Extracted records:
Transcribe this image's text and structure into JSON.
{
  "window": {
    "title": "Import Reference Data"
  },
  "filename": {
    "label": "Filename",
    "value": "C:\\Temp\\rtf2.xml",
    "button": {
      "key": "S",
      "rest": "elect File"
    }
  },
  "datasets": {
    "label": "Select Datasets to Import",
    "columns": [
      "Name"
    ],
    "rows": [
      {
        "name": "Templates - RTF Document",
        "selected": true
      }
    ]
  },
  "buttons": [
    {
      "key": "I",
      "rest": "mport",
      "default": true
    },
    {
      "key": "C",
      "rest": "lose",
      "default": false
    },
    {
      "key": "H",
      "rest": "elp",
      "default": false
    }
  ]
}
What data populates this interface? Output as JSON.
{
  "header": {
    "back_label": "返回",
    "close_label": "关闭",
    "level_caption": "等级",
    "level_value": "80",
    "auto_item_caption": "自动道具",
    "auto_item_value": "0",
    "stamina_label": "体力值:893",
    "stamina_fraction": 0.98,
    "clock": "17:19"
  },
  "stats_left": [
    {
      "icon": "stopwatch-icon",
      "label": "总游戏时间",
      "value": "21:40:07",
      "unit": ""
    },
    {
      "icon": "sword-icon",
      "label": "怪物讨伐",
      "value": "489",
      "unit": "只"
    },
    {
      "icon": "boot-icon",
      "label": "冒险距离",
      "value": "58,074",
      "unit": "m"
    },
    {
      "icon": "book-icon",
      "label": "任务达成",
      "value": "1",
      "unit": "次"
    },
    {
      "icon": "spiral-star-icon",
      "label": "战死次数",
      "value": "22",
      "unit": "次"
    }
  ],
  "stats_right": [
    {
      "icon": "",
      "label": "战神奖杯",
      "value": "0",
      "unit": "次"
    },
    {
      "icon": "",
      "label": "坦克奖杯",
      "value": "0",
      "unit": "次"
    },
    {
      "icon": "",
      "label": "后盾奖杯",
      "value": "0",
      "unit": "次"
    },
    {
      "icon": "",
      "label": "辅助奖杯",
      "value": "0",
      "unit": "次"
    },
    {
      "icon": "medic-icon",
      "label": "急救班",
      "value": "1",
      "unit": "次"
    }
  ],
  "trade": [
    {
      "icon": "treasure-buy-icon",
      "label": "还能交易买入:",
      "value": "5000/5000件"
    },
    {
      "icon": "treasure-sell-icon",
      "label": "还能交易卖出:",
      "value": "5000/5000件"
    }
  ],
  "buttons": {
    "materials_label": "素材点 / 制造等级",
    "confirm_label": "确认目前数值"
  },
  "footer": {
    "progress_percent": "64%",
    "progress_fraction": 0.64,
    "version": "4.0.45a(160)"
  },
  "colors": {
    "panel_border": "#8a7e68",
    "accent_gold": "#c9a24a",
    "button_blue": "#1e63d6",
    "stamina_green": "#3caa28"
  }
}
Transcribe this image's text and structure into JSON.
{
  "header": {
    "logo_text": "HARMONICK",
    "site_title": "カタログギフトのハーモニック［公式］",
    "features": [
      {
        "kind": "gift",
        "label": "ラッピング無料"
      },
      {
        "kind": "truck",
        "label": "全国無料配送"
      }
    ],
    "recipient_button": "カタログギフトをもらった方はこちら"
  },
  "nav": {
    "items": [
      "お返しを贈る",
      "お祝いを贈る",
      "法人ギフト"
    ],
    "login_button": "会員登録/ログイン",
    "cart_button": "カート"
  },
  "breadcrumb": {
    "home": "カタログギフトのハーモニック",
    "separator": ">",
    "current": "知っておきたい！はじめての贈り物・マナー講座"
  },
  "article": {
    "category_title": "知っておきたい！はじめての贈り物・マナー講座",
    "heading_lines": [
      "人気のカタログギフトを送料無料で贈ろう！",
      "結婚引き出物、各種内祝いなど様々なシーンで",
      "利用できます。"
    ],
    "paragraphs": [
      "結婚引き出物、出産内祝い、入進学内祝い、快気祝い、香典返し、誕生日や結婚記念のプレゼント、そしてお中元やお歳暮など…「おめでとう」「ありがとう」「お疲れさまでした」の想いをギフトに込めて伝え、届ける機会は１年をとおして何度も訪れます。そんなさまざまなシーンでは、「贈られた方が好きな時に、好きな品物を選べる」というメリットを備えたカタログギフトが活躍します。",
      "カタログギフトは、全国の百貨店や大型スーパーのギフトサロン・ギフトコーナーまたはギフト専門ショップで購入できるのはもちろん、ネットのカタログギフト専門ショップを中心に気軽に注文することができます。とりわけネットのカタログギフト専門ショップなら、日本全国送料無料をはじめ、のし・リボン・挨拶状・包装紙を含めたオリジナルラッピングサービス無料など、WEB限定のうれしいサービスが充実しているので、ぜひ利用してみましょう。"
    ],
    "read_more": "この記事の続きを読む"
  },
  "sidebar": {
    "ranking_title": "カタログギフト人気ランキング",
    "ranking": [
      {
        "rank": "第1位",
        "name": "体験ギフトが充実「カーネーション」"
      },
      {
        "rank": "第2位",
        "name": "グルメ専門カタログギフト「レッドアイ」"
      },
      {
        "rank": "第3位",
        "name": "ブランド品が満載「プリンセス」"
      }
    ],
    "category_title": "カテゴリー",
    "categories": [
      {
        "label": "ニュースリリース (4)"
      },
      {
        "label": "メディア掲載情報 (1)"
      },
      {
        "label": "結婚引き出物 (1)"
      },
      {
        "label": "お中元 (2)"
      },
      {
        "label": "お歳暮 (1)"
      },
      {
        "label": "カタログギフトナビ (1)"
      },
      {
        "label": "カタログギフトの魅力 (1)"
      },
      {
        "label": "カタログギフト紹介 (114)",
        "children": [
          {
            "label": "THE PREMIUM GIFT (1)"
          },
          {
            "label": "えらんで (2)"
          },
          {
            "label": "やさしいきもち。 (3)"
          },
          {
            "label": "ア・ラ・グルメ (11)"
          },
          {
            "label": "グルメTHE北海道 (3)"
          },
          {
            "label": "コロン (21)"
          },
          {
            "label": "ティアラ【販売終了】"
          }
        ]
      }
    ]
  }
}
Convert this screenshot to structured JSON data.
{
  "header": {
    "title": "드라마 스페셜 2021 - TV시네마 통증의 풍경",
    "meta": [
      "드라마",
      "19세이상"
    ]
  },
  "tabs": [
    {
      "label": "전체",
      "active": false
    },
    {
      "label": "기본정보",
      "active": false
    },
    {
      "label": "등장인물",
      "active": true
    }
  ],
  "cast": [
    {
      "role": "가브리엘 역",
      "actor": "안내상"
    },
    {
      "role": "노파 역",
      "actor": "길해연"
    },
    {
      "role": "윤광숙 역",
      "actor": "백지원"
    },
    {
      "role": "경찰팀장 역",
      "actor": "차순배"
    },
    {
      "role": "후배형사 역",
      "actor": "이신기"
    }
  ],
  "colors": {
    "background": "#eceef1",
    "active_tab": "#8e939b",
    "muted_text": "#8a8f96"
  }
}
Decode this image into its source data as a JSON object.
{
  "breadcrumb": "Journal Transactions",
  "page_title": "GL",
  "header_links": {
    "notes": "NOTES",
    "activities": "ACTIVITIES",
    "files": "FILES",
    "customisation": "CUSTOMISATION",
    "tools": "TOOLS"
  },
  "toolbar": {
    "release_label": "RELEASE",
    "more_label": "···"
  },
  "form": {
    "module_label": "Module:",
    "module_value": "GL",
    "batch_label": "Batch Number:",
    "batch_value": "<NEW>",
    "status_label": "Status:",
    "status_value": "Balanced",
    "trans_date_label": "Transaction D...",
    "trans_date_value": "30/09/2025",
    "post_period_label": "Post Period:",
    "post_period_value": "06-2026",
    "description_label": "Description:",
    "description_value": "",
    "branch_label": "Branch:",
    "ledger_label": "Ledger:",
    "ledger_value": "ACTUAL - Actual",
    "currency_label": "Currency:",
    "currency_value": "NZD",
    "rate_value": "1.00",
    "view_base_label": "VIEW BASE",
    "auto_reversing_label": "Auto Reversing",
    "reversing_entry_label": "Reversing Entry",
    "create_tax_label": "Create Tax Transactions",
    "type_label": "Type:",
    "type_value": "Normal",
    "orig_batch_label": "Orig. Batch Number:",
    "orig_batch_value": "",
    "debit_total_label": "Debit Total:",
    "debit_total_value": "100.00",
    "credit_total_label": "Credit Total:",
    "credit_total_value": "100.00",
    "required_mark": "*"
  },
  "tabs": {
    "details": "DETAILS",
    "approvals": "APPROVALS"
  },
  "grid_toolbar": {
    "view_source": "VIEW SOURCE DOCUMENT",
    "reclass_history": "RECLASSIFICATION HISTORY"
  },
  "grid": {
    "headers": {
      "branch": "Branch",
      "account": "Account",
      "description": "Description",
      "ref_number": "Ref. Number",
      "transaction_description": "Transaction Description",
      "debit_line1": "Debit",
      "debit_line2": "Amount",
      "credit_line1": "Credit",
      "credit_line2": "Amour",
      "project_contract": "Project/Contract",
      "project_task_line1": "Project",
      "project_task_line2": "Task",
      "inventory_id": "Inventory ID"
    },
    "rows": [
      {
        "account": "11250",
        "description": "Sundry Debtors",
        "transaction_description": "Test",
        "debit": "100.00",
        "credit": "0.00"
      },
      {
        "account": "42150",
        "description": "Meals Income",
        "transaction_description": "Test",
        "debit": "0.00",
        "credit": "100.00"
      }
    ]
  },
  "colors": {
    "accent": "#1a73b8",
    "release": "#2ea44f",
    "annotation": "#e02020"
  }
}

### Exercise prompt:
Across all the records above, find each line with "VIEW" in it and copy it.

### Reply:
    "view_base_label": "VIEW BASE",
    "view_source": "VIEW SOURCE DOCUMENT",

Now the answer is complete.